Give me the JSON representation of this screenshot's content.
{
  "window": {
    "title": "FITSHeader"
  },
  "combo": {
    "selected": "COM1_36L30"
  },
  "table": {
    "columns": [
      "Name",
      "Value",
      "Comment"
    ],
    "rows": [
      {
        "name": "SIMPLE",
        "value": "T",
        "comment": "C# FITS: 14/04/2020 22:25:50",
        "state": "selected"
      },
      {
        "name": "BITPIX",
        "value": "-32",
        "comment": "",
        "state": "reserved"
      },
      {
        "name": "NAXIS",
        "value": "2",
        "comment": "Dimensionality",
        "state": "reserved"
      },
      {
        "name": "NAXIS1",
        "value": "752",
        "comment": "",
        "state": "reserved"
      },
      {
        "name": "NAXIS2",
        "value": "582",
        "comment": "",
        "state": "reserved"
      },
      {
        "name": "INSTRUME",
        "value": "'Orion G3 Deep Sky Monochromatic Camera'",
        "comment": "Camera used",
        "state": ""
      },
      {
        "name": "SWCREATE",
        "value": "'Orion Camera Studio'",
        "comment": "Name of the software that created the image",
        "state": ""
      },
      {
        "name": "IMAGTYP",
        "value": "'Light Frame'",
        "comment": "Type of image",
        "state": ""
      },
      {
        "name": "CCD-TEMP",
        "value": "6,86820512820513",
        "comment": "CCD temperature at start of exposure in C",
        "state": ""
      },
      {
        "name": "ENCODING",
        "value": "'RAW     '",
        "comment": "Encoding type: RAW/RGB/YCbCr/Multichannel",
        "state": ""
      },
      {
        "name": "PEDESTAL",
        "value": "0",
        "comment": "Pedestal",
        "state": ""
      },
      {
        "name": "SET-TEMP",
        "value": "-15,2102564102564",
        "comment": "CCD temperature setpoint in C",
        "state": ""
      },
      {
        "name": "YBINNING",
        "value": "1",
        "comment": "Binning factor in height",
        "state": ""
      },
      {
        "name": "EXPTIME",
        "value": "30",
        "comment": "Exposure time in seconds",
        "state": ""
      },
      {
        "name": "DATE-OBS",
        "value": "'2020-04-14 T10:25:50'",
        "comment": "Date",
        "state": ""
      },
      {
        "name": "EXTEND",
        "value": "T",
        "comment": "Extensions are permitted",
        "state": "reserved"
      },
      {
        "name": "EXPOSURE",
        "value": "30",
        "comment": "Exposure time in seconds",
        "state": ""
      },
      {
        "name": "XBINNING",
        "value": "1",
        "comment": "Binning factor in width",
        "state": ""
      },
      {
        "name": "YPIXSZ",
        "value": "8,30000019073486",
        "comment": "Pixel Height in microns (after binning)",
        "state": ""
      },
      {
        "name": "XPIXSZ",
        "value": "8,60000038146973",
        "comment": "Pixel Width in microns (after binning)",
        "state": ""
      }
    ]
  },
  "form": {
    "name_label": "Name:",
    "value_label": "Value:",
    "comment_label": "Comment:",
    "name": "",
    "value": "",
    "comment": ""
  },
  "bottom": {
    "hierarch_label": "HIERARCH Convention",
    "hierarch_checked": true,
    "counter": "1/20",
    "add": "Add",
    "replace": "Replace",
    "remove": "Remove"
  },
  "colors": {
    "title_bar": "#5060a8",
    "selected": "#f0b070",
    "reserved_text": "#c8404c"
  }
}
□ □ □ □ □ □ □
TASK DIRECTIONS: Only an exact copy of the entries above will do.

EXPECTED OUTPUT:
Give me the JSON representation of this screenshot's content.
{
  "window": {
    "title": "FITSHeader"
  },
  "combo": {
    "selected": "COM1_36L30"
  },
  "table": {
    "columns": [
      "Name",
      "Value",
      "Comment"
    ],
    "rows": [
      {
        "name": "SIMPLE",
        "value": "T",
        "comment": "C# FITS: 14/04/2020 22:25:50",
        "state": "selected"
      },
      {
        "name": "BITPIX",
        "value": "-32",
        "comment": "",
        "state": "reserved"
      },
      {
        "name": "NAXIS",
        "value": "2",
        "comment": "Dimensionality",
        "state": "reserved"
      },
      {
        "name": "NAXIS1",
        "value": "752",
        "comment": "",
        "state": "reserved"
      },
      {
        "name": "NAXIS2",
        "value": "582",
        "comment": "",
        "state": "reserved"
      },
      {
        "name": "INSTRUME",
        "value": "'Orion G3 Deep Sky Monochromatic Camera'",
        "comment": "Camera used",
        "state": ""
      },
      {
        "name": "SWCREATE",
        "value": "'Orion Camera Studio'",
        "comment": "Name of the software that created the image",
        "state": ""
      },
      {
        "name": "IMAGTYP",
        "value": "'Light Frame'",
        "comment": "Type of image",
        "state": ""
      },
      {
        "name": "CCD-TEMP",
        "value": "6,86820512820513",
        "comment": "CCD temperature at start of exposure in C",
        "state": ""
      },
      {
        "name": "ENCODING",
        "value": "'RAW     '",
        "comment": "Encoding type: RAW/RGB/YCbCr/Multichannel",
        "state": ""
      },
      {
        "name": "PEDESTAL",
        "value": "0",
        "comment": "Pedestal",
        "state": ""
      },
      {
        "name": "SET-TEMP",
        "value": "-15,2102564102564",
        "comment": "CCD temperature setpoint in C",
        "state": ""
      },
      {
        "name": "YBINNING",
        "value": "1",
        "comment": "Binning factor in height",
        "state": ""
      },
      {
        "name": "EXPTIME",
        "value": "30",
        "comment": "Exposure time in seconds",
        "state": ""
      },
      {
        "name": "DATE-OBS",
        "value": "'2020-04-14 T10:25:50'",
        "comment": "Date",
        "state": ""
      },
      {
        "name": "EXTEND",
        "value": "T",
        "comment": "Extensions are permitted",
        "state": "reserved"
      },
      {
        "name": "EXPOSURE",
        "value": "30",
        "comment": "Exposure time in seconds",
        "state": ""
      },
      {
        "name": "XBINNING",
        "value": "1",
        "comment": "Binning factor in width",
        "state": ""
      },
      {
        "name": "YPIXSZ",
        "value": "8,30000019073486",
        "comment": "Pixel Height in microns (after binning)",
        "state": ""
      },
      {
        "name": "XPIXSZ",
        "value": "8,60000038146973",
        "comment": "Pixel Width in microns (after binning)",
        "state": ""
      }
    ]
  },
  "form": {
    "name_label": "Name:",
    "value_label": "Value:",
    "comment_label": "Comment:",
    "name": "",
    "value": "",
    "comment": ""
  },
  "bottom": {
    "hierarch_label": "HIERARCH Convention",
    "hierarch_checked": true,
    "counter": "1/20",
    "add": "Add",
    "replace": "Replace",
    "remove": "Remove"
  },
  "colors": {
    "title_bar": "#5060a8",
    "selected": "#f0b070",
    "reserved_text": "#c8404c"
  }
}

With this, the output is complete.